The State Department yesterday ordered an Afghan diplomat to leave the United States in retaliation for the expulsion of an American diplomat from Afghanistan last week.

The U.S. diplomat, second secretary Peter Graham, was notified Saturday of his expulsion from Kabul on charges, described by the State Department as "ludicrous and wholly without foundation," of trying to trade pornographic literature for rugs.

State Department officials said the expulsion of Graham, one of the three or four top U.S. diplomats in Kabul, was completely unexpected and lacked clear explanation.

"We don't have any clue what it is about," an official said.

Graham had been planning to leave Kabul at the completion of his tour of duty late this month, a fact known to the Afghan government, officials said.

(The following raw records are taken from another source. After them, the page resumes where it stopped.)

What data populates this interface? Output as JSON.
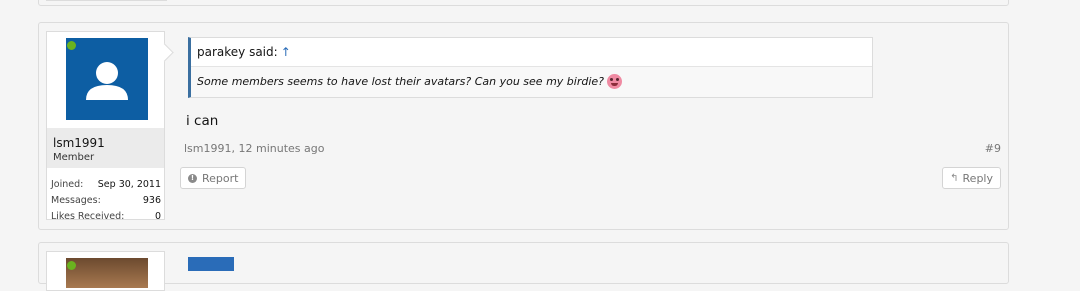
{
  "post": {
    "user": {
      "name": "lsm1991",
      "title": "Member",
      "stats": [
        {
          "label": "Joined:",
          "value": "Sep 30, 2011"
        },
        {
          "label": "Messages:",
          "value": "936"
        },
        {
          "label": "Likes Received:",
          "value": "0"
        }
      ]
    },
    "quote": {
      "author_line": "parakey said:",
      "arrow": "↑",
      "text": "Some members seems to have lost their avatars? Can you see my birdie?"
    },
    "message": "i can",
    "meta": "lsm1991, 12 minutes ago",
    "number": "#9",
    "report_label": "Report",
    "reply_label": "Reply"
  },
  "colors": {
    "avatar_bg": "#0d5ea3",
    "online": "#6ab21f",
    "quote_border": "#3a6fa0"
  }
}
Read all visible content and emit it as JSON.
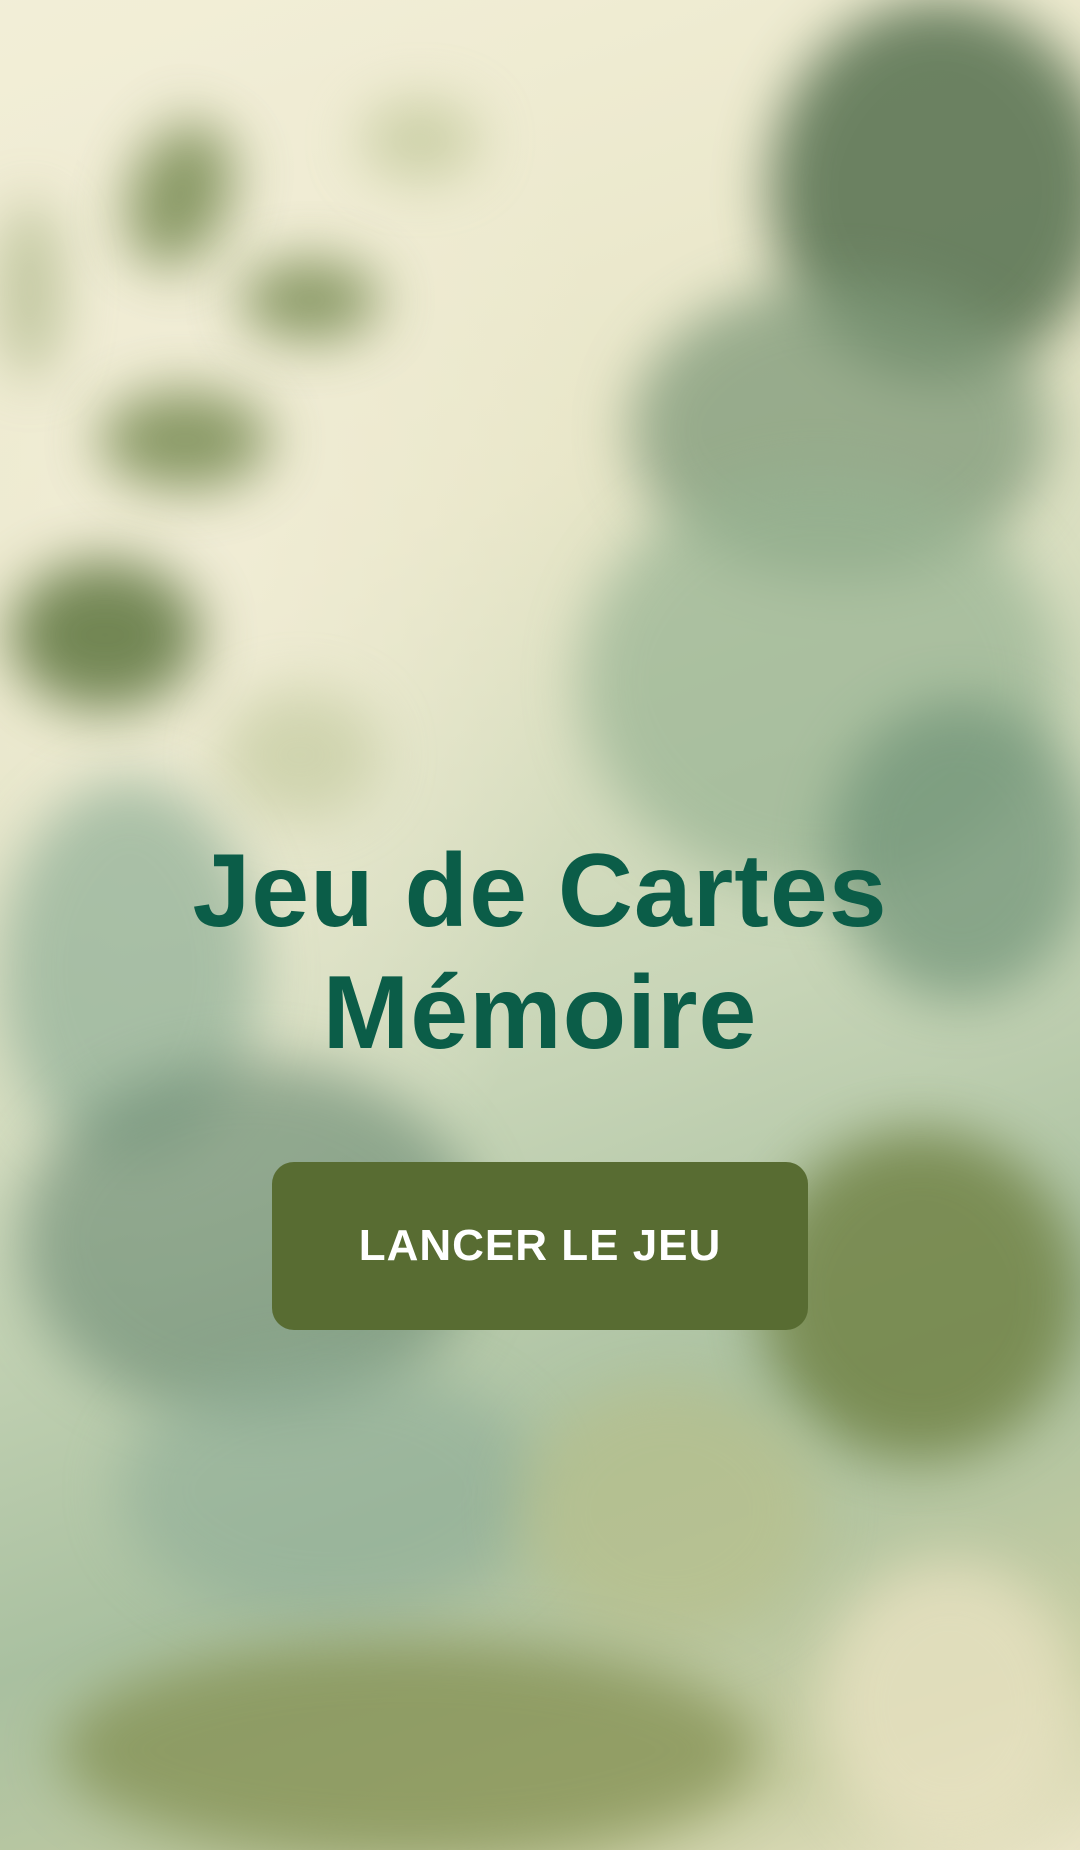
{
  "screen": {
    "title_line1": "Jeu de Cartes",
    "title_line2": "Mémoire",
    "start_button_label": "LANCER LE JEU"
  },
  "colors": {
    "title": "#0b5d48",
    "button_background": "#586c32",
    "button_text": "#ffffff"
  }
}
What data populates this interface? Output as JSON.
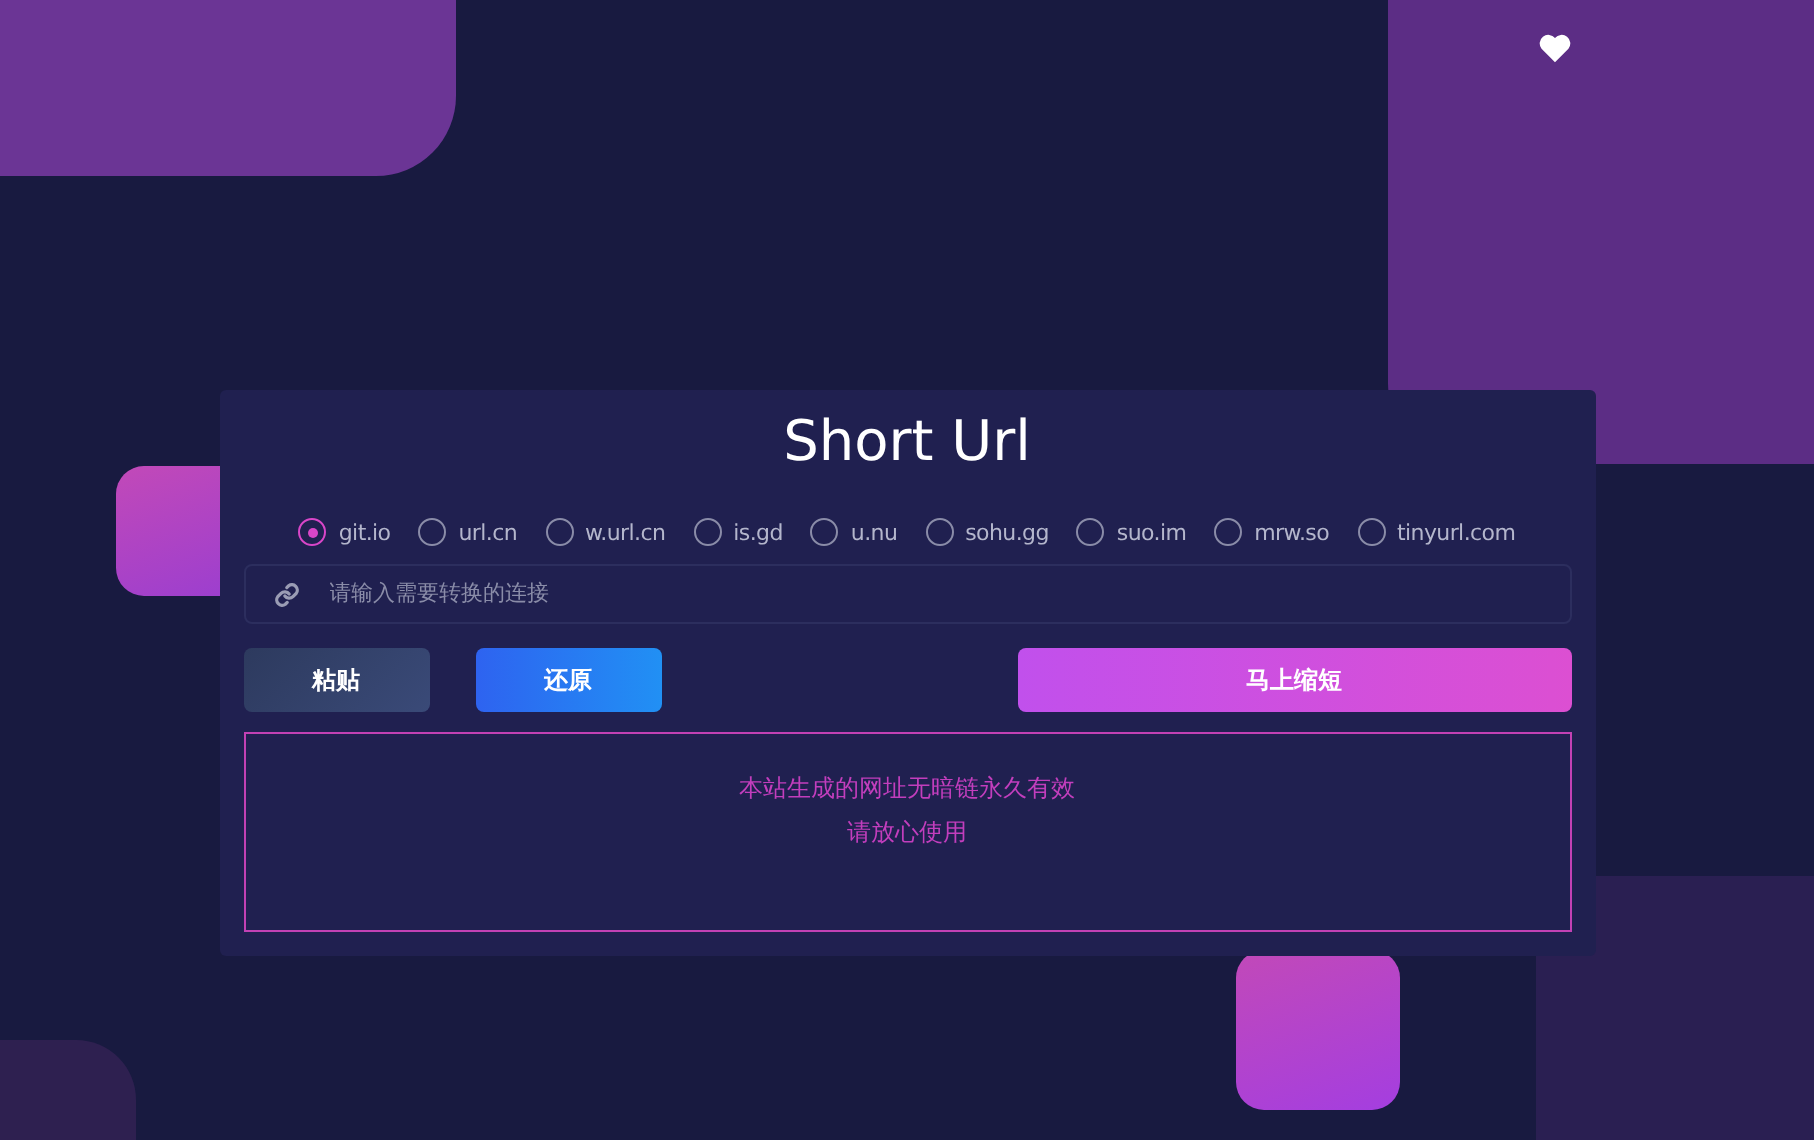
{
  "title": "Short Url",
  "services": [
    {
      "label": "git.io",
      "selected": true
    },
    {
      "label": "url.cn",
      "selected": false
    },
    {
      "label": "w.url.cn",
      "selected": false
    },
    {
      "label": "is.gd",
      "selected": false
    },
    {
      "label": "u.nu",
      "selected": false
    },
    {
      "label": "sohu.gg",
      "selected": false
    },
    {
      "label": "suo.im",
      "selected": false
    },
    {
      "label": "mrw.so",
      "selected": false
    },
    {
      "label": "tinyurl.com",
      "selected": false
    }
  ],
  "url_field": {
    "placeholder": "请输入需要转换的连接"
  },
  "buttons": [
    {
      "label": "粘贴",
      "kind": "paste"
    },
    {
      "label": "还原",
      "kind": "restore"
    },
    {
      "label": "马上缩短",
      "kind": "shorten"
    }
  ],
  "result": {
    "lines": [
      "本站生成的网址无暗链永久有效",
      "请放心使用"
    ]
  }
}
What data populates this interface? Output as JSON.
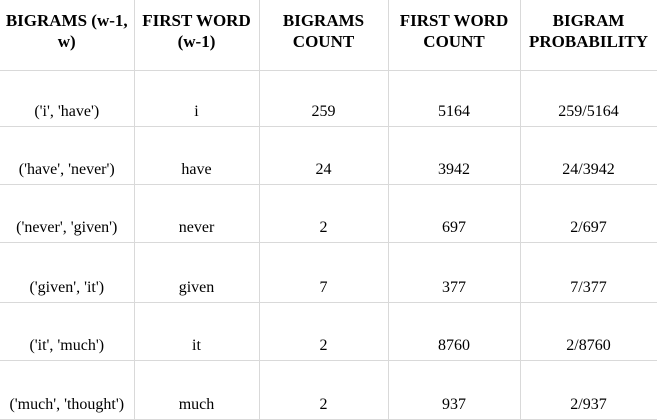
{
  "headers": [
    "BIGRAMS (w-1, w)",
    "FIRST WORD (w-1)",
    "BIGRAMS COUNT",
    "FIRST WORD COUNT",
    "BIGRAM PROBABILITY"
  ],
  "rows": [
    [
      "('i', 'have')",
      "i",
      "259",
      "5164",
      "259/5164"
    ],
    [
      "('have', 'never')",
      "have",
      "24",
      "3942",
      "24/3942"
    ],
    [
      "('never', 'given')",
      "never",
      "2",
      "697",
      "2/697"
    ],
    [
      "('given', 'it')",
      "given",
      "7",
      "377",
      "7/377"
    ],
    [
      "('it', 'much')",
      "it",
      "2",
      "8760",
      "2/8760"
    ],
    [
      "('much', 'thought')",
      "much",
      "2",
      "937",
      "2/937"
    ]
  ]
}
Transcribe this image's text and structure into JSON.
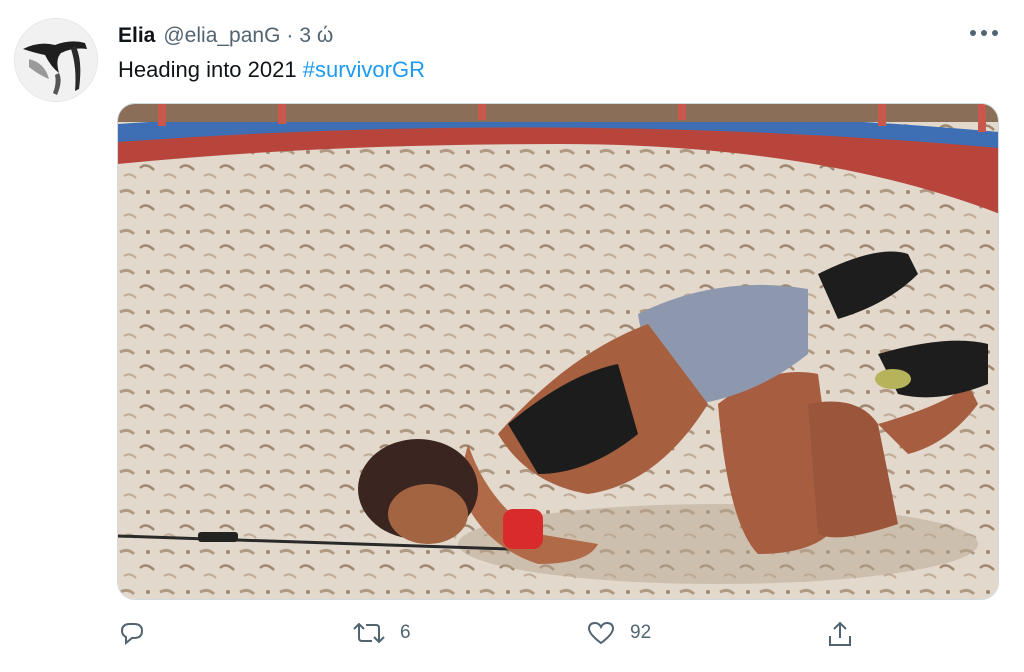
{
  "tweet": {
    "author_name": "Elia",
    "author_handle": "@elia_panG",
    "separator": "·",
    "timestamp": "3 ώ",
    "text": "Heading into 2021",
    "hashtag": "#survivorGR",
    "media_description": "photo"
  },
  "actions": {
    "reply_count": "",
    "retweet_count": "6",
    "like_count": "92",
    "share_count": ""
  },
  "icons": {
    "more": "more-horizontal-icon",
    "reply": "reply-icon",
    "retweet": "retweet-icon",
    "like": "heart-icon",
    "share": "share-icon"
  },
  "colors": {
    "text": "#0f1419",
    "secondary": "#536471",
    "link": "#1d9bf0",
    "border": "#cfd9de"
  }
}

In retaliation for the expulsion, the State Department notified the Afghan Embassy here that second secretary Masjedi Hewadmal "is no longer acceptable to the U.S. government." Hewadmal was given 48 hours to leave, the same period of time accorded to Graham in Kabul, according to department spokesman Alan Romberg.

Romberg also said the State Department is "puzzled and concerned" by recent arrests of white-collar Afghan employes of the embassy by the Afghan secret police. Eighteen such employes, nearly the entire white-collar staff, have been arrested or have disappeared, officials said.

Officials said several other recent actions, including refusal to renew visas for Indian and Pakistani employes of the embassy, had made U.S. diplomatic activities in Kabul more difficult. This had led to speculation that the Afghan government may be moving to reduce further or close the U.S. mission in Kabul.

American diplomats in Kabul have been told to deal with administrative and consular activities only and to avoid political dealings that could imply U.S. acceptance of the Soviet-backed Afghan regime.